Have you ever read If You Give A Mouse A Cookie?
Sometimes, that’s what learning is like in an inquiry-based school. And I LOVE it! Kids follow their curiosity into amazing areas of learning.
Today is April 1st. I really detest April Fool’s Day. (such a bah humbug!) I wonder if, in addition to the day after Halloween, this day ranks low on many teachers’ scales of great days. I was determined not to be a crankypants for my kids, though, who were waiting for me with huge grins on their faces. They were definitely up to something, and I had been warned they had a great prank all ready for me.
As I approached them to head upstairs, they all started staring at me, quickly raised their hands in the Hunger Games Katniss salute, and then they whistled/sang the four-note tune that was a signal between Katniss and Rue. It cracked me up. (Have I mentioned before how much I love these kids?)
After they all had a good laugh and we walked upstairs, we plopped ourselves into a room. They started chattering about good April Fool’s Day pranks, but then started discussing the difference between a harmless/fun prank and a mean-spirited prank. I loved hearing examples that they shared – some they had pulled on siblings, some that had been pulled on them. It was a fun discussion.
In any other school, it might have ended there. But not ours. One kid wondered what was the best April Fool’s prank of all time– which led to another asking how long April Fool’s has been “celebrated”– to another asking where it all started. If you give a mouse a cookie…
I asked them if they wanted to find out more, and they did. So then I asked, “where should we start?” They threw around words like history and origins. We had found our key search terms.
Within ten minutes, my students had found very few answers. They were able to find some traditions that dated back to the 1500s with mentions of England, Scotland, and France, but no definitive origins. I showed a video that explained that no one really knows where April Fool’s actually started, but there are several theories. Within the theories presented, the kids recognized a few stories from their research this morning. Their favorite was the story of the rural French citizens who were never informed about the 16th century calendar change from Julian to Gregorian. They were ridiculed with fish slapped on their backs et voilà! Poisson d’Avril!
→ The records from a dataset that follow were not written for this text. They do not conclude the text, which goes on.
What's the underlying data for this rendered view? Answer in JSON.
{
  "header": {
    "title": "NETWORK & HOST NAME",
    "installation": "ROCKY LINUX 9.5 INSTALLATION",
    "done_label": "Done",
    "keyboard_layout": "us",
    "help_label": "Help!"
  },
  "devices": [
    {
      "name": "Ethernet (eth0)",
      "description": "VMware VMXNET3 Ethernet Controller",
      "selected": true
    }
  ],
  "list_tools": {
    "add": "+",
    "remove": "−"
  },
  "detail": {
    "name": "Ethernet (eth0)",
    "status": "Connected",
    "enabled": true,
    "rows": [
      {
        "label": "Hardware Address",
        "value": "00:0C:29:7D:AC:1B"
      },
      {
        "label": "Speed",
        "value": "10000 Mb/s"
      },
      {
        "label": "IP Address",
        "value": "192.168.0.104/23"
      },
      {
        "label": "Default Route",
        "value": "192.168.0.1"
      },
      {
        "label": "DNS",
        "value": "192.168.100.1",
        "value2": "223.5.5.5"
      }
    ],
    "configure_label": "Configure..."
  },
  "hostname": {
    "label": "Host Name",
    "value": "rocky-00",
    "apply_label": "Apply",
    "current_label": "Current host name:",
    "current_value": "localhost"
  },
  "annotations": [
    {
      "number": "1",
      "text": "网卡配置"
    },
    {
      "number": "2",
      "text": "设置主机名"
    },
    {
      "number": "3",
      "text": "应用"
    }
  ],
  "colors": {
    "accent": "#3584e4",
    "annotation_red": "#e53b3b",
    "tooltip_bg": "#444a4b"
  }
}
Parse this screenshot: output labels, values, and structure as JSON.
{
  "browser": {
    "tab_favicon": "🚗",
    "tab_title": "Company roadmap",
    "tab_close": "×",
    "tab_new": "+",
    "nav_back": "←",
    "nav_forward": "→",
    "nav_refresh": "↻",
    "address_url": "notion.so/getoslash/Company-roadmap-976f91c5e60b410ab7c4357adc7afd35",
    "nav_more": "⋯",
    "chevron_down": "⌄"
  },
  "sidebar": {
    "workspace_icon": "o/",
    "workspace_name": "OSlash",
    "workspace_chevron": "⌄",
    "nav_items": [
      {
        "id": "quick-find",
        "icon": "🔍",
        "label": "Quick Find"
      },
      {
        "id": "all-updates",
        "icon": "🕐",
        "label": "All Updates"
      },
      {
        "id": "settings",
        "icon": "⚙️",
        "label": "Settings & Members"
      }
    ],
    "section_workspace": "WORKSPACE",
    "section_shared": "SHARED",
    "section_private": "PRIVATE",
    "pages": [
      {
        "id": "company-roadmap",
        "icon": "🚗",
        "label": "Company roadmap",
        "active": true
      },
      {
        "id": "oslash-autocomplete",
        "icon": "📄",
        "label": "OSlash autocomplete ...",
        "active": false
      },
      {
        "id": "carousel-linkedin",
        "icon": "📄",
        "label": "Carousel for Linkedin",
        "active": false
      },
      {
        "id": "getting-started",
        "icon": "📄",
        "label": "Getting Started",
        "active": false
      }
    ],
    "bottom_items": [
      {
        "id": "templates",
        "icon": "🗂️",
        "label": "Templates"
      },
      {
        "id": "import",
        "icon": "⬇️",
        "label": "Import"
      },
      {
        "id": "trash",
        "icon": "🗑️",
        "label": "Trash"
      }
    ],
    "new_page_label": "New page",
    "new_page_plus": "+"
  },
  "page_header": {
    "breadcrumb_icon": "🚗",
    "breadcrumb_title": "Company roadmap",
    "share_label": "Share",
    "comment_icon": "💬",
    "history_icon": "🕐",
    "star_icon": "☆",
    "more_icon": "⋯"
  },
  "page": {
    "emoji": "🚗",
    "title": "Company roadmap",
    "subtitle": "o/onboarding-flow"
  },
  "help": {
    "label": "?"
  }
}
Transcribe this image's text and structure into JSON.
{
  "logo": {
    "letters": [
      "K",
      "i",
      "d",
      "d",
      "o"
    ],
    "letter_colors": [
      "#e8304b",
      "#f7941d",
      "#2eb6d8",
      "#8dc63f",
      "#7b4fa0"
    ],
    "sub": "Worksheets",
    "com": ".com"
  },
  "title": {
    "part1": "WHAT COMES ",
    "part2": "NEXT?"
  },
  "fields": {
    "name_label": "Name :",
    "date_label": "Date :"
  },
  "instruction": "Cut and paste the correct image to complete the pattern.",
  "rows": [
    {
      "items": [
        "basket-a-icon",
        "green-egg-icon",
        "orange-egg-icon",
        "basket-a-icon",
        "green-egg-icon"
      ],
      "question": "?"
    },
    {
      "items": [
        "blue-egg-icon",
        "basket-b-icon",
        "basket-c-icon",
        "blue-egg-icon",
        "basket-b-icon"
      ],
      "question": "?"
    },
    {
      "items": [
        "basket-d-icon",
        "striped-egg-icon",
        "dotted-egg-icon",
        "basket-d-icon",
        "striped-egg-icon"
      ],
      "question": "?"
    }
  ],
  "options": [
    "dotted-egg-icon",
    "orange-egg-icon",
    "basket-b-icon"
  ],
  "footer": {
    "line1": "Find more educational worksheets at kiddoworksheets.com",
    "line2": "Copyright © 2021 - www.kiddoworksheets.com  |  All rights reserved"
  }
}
If you give a kid a question, she will want to find some answers… but then will ask more questions.
After the laughter about a fish being slapped onto someone’s back, somebody asked, “What’s a Gregorian calendar?” My standard response in this case is, “I wonder how you could figure that out?”
Cut to kids looking up information about the Gregorian calendar. And the Julian calendar. And the Roman calendar. “Wait! There were only 10 months in the Roman calendar?!”
[Me] “What do you notice about the eighth month?”
“It’s October. Hey… OCTOber. OCTO means 8!”
[another student] “And SEPT means 7… and NOV might be 9… and DEC is 10!”
If your class of kids pranks you on April Fool’s Day, you can have meaningful discussions about word origins relating to an ancient calendar.
Hmmm… that sounds about right.
From our @TeamBaldwin tweets today (first tweet is at the bottom):